EXERCISE DESCRIPTION:
Return all of the records exactly.

Entries from a dataset of interfaces

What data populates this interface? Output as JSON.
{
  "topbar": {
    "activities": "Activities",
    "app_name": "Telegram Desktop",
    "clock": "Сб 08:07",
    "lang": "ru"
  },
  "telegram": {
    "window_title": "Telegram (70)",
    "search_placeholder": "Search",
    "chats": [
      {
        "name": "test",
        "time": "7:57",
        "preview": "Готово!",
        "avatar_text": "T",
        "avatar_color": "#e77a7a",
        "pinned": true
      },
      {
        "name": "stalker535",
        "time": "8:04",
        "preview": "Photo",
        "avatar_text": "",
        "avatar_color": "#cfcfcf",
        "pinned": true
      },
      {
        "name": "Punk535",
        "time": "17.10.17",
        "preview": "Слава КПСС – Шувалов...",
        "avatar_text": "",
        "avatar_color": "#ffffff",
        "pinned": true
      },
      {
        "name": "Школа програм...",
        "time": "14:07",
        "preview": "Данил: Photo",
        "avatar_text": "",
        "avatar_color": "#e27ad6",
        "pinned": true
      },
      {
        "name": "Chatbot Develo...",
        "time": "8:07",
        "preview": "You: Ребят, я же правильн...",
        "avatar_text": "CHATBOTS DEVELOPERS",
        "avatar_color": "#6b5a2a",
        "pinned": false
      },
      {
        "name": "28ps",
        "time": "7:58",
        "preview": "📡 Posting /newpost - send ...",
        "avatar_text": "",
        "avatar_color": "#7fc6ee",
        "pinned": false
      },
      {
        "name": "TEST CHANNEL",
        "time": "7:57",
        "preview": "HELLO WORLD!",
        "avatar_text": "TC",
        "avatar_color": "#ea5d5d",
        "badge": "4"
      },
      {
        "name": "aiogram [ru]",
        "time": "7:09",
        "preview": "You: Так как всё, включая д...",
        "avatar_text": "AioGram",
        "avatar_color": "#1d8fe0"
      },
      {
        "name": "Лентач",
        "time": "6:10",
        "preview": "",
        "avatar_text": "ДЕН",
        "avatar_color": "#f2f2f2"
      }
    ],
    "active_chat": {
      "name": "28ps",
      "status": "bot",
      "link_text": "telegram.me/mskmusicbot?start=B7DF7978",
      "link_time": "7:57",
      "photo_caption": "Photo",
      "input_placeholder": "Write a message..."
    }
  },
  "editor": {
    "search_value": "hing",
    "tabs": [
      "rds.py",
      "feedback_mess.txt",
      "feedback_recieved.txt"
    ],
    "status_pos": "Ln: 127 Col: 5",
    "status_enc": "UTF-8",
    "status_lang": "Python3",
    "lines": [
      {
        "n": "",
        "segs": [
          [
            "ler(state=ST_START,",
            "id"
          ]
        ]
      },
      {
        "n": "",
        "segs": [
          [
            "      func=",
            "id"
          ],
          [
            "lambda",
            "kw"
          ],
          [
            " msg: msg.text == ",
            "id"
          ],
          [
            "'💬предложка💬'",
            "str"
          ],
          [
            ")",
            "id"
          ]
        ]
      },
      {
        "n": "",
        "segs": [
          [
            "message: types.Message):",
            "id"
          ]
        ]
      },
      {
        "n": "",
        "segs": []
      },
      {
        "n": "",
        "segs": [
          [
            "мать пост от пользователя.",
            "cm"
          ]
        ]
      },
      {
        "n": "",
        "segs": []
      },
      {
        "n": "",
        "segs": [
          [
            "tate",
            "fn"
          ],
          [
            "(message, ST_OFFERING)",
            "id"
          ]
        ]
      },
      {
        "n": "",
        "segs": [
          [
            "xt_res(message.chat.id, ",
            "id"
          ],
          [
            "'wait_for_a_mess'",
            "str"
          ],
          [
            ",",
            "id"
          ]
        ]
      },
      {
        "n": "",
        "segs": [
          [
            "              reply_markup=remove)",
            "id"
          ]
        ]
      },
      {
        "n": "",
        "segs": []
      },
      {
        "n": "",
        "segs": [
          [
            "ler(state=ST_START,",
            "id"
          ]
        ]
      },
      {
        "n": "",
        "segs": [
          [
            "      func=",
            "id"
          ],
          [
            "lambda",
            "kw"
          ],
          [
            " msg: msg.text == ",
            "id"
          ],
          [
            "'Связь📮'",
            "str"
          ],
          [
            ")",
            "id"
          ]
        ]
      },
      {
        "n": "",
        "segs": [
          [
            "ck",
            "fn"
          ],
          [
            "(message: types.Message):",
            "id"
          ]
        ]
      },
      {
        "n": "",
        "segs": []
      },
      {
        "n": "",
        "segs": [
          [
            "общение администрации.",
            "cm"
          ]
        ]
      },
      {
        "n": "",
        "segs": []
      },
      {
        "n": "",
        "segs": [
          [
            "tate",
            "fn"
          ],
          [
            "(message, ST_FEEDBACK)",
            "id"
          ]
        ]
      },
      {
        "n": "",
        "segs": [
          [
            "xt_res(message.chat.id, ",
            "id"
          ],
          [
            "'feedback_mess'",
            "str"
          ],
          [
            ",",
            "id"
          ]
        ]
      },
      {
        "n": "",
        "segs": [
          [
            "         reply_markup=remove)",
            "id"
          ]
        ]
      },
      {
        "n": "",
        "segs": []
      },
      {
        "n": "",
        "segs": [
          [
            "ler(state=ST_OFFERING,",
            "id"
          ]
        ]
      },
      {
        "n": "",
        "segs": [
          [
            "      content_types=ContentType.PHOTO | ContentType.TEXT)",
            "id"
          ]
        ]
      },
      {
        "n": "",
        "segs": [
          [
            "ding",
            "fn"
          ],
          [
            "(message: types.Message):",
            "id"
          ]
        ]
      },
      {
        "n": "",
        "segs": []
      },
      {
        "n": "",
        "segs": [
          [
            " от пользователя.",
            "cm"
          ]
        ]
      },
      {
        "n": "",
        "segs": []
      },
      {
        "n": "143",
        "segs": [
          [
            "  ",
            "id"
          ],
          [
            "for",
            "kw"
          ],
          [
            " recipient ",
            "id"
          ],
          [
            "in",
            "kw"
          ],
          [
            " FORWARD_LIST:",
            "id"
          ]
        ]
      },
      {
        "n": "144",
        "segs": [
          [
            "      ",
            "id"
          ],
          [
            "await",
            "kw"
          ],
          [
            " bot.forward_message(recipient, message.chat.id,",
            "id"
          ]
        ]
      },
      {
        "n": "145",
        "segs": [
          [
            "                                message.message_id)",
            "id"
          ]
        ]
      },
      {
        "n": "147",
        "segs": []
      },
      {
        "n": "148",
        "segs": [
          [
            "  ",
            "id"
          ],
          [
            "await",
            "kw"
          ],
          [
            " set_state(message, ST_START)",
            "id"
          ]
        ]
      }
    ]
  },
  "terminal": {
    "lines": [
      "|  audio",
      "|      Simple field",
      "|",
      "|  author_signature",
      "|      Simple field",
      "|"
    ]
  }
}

SOLUTION TO THIS TASK:
What data populates this interface? Output as JSON.
{
  "topbar": {
    "activities": "Activities",
    "app_name": "Telegram Desktop",
    "clock": "Сб 08:07",
    "lang": "ru"
  },
  "telegram": {
    "window_title": "Telegram (70)",
    "search_placeholder": "Search",
    "chats": [
      {
        "name": "test",
        "time": "7:57",
        "preview": "Готово!",
        "avatar_text": "T",
        "avatar_color": "#e77a7a",
        "pinned": true
      },
      {
        "name": "stalker535",
        "time": "8:04",
        "preview": "Photo",
        "avatar_text": "",
        "avatar_color": "#cfcfcf",
        "pinned": true
      },
      {
        "name": "Punk535",
        "time": "17.10.17",
        "preview": "Слава КПСС – Шувалов...",
        "avatar_text": "",
        "avatar_color": "#ffffff",
        "pinned": true
      },
      {
        "name": "Школа програм...",
        "time": "14:07",
        "preview": "Данил: Photo",
        "avatar_text": "",
        "avatar_color": "#e27ad6",
        "pinned": true
      },
      {
        "name": "Chatbot Develo...",
        "time": "8:07",
        "preview": "You: Ребят, я же правильн...",
        "avatar_text": "CHATBOTS DEVELOPERS",
        "avatar_color": "#6b5a2a",
        "pinned": false
      },
      {
        "name": "28ps",
        "time": "7:58",
        "preview": "📡 Posting /newpost - send ...",
        "avatar_text": "",
        "avatar_color": "#7fc6ee",
        "pinned": false
      },
      {
        "name": "TEST CHANNEL",
        "time": "7:57",
        "preview": "HELLO WORLD!",
        "avatar_text": "TC",
        "avatar_color": "#ea5d5d",
        "badge": "4"
      },
      {
        "name": "aiogram [ru]",
        "time": "7:09",
        "preview": "You: Так как всё, включая д...",
        "avatar_text": "AioGram",
        "avatar_color": "#1d8fe0"
      },
      {
        "name": "Лентач",
        "time": "6:10",
        "preview": "",
        "avatar_text": "ДЕН",
        "avatar_color": "#f2f2f2"
      }
    ],
    "active_chat": {
      "name": "28ps",
      "status": "bot",
      "link_text": "telegram.me/mskmusicbot?start=B7DF7978",
      "link_time": "7:57",
      "photo_caption": "Photo",
      "input_placeholder": "Write a message..."
    }
  },
  "editor": {
    "search_value": "hing",
    "tabs": [
      "rds.py",
      "feedback_mess.txt",
      "feedback_recieved.txt"
    ],
    "status_pos": "Ln: 127 Col: 5",
    "status_enc": "UTF-8",
    "status_lang": "Python3",
    "lines": [
      {
        "n": "",
        "segs": [
          [
            "ler(state=ST_START,",
            "id"
          ]
        ]
      },
      {
        "n": "",
        "segs": [
          [
            "      func=",
            "id"
          ],
          [
            "lambda",
            "kw"
          ],
          [
            " msg: msg.text == ",
            "id"
          ],
          [
            "'💬предложка💬'",
            "str"
          ],
          [
            ")",
            "id"
          ]
        ]
      },
      {
        "n": "",
        "segs": [
          [
            "message: types.Message):",
            "id"
          ]
        ]
      },
      {
        "n": "",
        "segs": []
      },
      {
        "n": "",
        "segs": [
          [
            "мать пост от пользователя.",
            "cm"
          ]
        ]
      },
      {
        "n": "",
        "segs": []
      },
      {
        "n": "",
        "segs": [
          [
            "tate",
            "fn"
          ],
          [
            "(message, ST_OFFERING)",
            "id"
          ]
        ]
      },
      {
        "n": "",
        "segs": [
          [
            "xt_res(message.chat.id, ",
            "id"
          ],
          [
            "'wait_for_a_mess'",
            "str"
          ],
          [
            ",",
            "id"
          ]
        ]
      },
      {
        "n": "",
        "segs": [
          [
            "              reply_markup=remove)",
            "id"
          ]
        ]
      },
      {
        "n": "",
        "segs": []
      },
      {
        "n": "",
        "segs": [
          [
            "ler(state=ST_START,",
            "id"
          ]
        ]
      },
      {
        "n": "",
        "segs": [
          [
            "      func=",
            "id"
          ],
          [
            "lambda",
            "kw"
          ],
          [
            " msg: msg.text == ",
            "id"
          ],
          [
            "'Связь📮'",
            "str"
          ],
          [
            ")",
            "id"
          ]
        ]
      },
      {
        "n": "",
        "segs": [
          [
            "ck",
            "fn"
          ],
          [
            "(message: types.Message):",
            "id"
          ]
        ]
      },
      {
        "n": "",
        "segs": []
      },
      {
        "n": "",
        "segs": [
          [
            "общение администрации.",
            "cm"
          ]
        ]
      },
      {
        "n": "",
        "segs": []
      },
      {
        "n": "",
        "segs": [
          [
            "tate",
            "fn"
          ],
          [
            "(message, ST_FEEDBACK)",
            "id"
          ]
        ]
      },
      {
        "n": "",
        "segs": [
          [
            "xt_res(message.chat.id, ",
            "id"
          ],
          [
            "'feedback_mess'",
            "str"
          ],
          [
            ",",
            "id"
          ]
        ]
      },
      {
        "n": "",
        "segs": [
          [
            "         reply_markup=remove)",
            "id"
          ]
        ]
      },
      {
        "n": "",
        "segs": []
      },
      {
        "n": "",
        "segs": [
          [
            "ler(state=ST_OFFERING,",
            "id"
          ]
        ]
      },
      {
        "n": "",
        "segs": [
          [
            "      content_types=ContentType.PHOTO | ContentType.TEXT)",
            "id"
          ]
        ]
      },
      {
        "n": "",
        "segs": [
          [
            "ding",
            "fn"
          ],
          [
            "(message: types.Message):",
            "id"
          ]
        ]
      },
      {
        "n": "",
        "segs": []
      },
      {
        "n": "",
        "segs": [
          [
            " от пользователя.",
            "cm"
          ]
        ]
      },
      {
        "n": "",
        "segs": []
      },
      {
        "n": "143",
        "segs": [
          [
            "  ",
            "id"
          ],
          [
            "for",
            "kw"
          ],
          [
            " recipient ",
            "id"
          ],
          [
            "in",
            "kw"
          ],
          [
            " FORWARD_LIST:",
            "id"
          ]
        ]
      },
      {
        "n": "144",
        "segs": [
          [
            "      ",
            "id"
          ],
          [
            "await",
            "kw"
          ],
          [
            " bot.forward_message(recipient, message.chat.id,",
            "id"
          ]
        ]
      },
      {
        "n": "145",
        "segs": [
          [
            "                                message.message_id)",
            "id"
          ]
        ]
      },
      {
        "n": "147",
        "segs": []
      },
      {
        "n": "148",
        "segs": [
          [
            "  ",
            "id"
          ],
          [
            "await",
            "kw"
          ],
          [
            " set_state(message, ST_START)",
            "id"
          ]
        ]
      }
    ]
  },
  "terminal": {
    "lines": [
      "|  audio",
      "|      Simple field",
      "|",
      "|  author_signature",
      "|      Simple field",
      "|"
    ]
  }
}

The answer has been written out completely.